TASK REQUIREMENTS:
Counting only lines that contain the string "with", how many are there in the data? Say the number alone.

INFORMATION SHOWN:
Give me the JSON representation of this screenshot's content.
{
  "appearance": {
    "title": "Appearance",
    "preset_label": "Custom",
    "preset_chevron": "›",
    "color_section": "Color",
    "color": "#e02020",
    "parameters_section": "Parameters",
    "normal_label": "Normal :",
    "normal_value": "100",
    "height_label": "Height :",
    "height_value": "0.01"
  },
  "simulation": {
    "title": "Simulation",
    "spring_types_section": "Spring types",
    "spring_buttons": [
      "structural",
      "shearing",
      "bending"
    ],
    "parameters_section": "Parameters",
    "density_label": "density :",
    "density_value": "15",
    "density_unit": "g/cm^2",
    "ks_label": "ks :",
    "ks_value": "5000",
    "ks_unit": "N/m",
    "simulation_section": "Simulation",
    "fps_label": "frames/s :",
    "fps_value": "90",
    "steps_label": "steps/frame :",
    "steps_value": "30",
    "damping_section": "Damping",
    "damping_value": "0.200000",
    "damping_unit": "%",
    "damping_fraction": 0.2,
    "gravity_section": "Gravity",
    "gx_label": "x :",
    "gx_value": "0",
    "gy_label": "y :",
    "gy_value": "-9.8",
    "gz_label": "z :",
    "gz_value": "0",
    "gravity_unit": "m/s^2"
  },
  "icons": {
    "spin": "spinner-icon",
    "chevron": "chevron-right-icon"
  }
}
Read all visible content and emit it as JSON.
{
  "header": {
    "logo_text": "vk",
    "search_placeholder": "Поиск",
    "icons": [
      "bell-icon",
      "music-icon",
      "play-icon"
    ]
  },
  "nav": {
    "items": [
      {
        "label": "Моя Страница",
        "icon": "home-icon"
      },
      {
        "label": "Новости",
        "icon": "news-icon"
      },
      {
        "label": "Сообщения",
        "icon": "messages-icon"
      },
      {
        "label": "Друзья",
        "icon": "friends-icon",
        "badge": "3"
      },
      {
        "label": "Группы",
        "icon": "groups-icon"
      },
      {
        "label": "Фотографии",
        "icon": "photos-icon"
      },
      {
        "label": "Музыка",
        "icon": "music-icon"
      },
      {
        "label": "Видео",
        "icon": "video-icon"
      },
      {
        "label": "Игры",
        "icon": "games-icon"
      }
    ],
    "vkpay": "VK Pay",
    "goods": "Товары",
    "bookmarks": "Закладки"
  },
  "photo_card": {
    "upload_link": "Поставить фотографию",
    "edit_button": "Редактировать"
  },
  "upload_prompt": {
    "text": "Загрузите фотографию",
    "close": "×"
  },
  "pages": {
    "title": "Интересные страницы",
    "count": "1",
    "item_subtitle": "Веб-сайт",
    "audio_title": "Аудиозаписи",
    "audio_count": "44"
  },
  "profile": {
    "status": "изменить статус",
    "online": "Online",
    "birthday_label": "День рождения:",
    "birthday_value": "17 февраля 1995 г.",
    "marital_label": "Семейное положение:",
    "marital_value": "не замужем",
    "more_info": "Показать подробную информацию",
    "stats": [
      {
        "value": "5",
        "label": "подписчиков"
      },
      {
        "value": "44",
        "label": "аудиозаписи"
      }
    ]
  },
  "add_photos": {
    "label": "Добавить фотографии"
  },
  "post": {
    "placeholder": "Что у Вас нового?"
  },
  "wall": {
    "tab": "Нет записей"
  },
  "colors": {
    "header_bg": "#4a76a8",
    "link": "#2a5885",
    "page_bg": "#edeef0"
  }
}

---

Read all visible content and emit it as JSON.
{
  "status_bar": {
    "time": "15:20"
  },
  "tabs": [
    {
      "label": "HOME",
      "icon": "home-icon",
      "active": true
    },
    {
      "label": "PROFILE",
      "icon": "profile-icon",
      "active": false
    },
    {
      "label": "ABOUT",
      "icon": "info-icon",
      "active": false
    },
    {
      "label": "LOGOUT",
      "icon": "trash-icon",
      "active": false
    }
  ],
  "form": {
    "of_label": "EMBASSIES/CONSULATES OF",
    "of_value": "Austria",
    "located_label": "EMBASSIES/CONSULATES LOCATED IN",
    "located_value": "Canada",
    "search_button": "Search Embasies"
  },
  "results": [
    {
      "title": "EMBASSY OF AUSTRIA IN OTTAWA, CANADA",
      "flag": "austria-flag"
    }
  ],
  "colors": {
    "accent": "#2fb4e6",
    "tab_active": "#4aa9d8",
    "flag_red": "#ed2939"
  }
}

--

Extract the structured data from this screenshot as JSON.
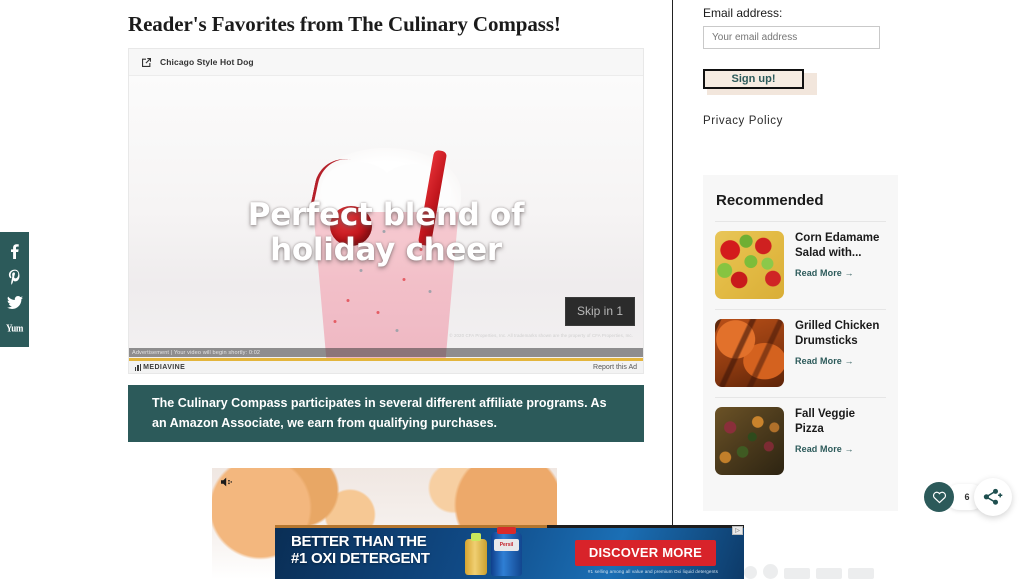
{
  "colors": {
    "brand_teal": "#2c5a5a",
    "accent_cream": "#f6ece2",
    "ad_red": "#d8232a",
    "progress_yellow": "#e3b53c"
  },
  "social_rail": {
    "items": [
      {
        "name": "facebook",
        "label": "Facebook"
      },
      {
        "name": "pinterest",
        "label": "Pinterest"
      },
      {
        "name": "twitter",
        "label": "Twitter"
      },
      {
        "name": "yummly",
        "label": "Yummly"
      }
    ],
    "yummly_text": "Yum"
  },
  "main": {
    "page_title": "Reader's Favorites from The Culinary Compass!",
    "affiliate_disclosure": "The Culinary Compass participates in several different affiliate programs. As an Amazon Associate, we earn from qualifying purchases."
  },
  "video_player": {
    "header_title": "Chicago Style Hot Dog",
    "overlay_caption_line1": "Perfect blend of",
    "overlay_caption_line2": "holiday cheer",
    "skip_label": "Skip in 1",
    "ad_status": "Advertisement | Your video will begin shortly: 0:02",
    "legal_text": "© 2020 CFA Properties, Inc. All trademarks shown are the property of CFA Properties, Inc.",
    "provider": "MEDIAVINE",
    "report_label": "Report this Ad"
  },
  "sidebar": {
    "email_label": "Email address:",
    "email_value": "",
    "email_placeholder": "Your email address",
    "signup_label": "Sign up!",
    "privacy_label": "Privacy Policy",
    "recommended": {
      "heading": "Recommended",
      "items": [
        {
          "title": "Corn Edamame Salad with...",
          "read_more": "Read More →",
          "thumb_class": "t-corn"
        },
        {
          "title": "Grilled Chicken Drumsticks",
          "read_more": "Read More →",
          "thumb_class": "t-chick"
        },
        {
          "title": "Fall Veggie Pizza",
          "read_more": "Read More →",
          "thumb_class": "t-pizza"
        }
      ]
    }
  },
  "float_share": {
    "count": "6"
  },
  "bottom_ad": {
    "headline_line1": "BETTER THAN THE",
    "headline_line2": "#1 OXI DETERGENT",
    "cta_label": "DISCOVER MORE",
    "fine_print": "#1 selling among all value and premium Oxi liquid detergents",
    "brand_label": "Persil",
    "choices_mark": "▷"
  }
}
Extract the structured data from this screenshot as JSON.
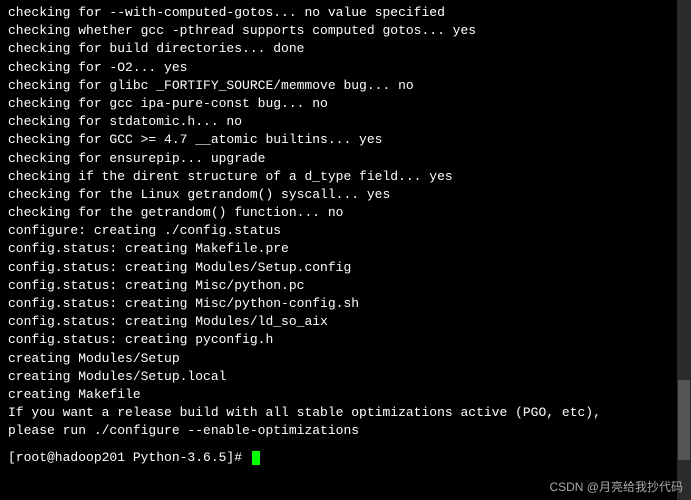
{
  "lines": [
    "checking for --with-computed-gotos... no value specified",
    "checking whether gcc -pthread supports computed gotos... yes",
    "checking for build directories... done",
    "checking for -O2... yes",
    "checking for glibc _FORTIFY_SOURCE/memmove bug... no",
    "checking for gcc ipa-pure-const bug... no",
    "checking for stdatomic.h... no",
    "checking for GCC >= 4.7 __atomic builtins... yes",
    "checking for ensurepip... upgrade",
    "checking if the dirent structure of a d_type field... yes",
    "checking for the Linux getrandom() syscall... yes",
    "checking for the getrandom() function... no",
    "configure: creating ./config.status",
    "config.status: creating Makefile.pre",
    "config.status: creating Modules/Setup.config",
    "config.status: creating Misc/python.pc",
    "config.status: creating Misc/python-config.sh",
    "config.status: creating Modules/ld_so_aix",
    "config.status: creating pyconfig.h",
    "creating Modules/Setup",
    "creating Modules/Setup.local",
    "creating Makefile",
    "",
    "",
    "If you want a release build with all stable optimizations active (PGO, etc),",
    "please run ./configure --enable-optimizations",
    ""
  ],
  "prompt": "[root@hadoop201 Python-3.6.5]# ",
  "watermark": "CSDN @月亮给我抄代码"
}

EXERCISE ANSWER:
3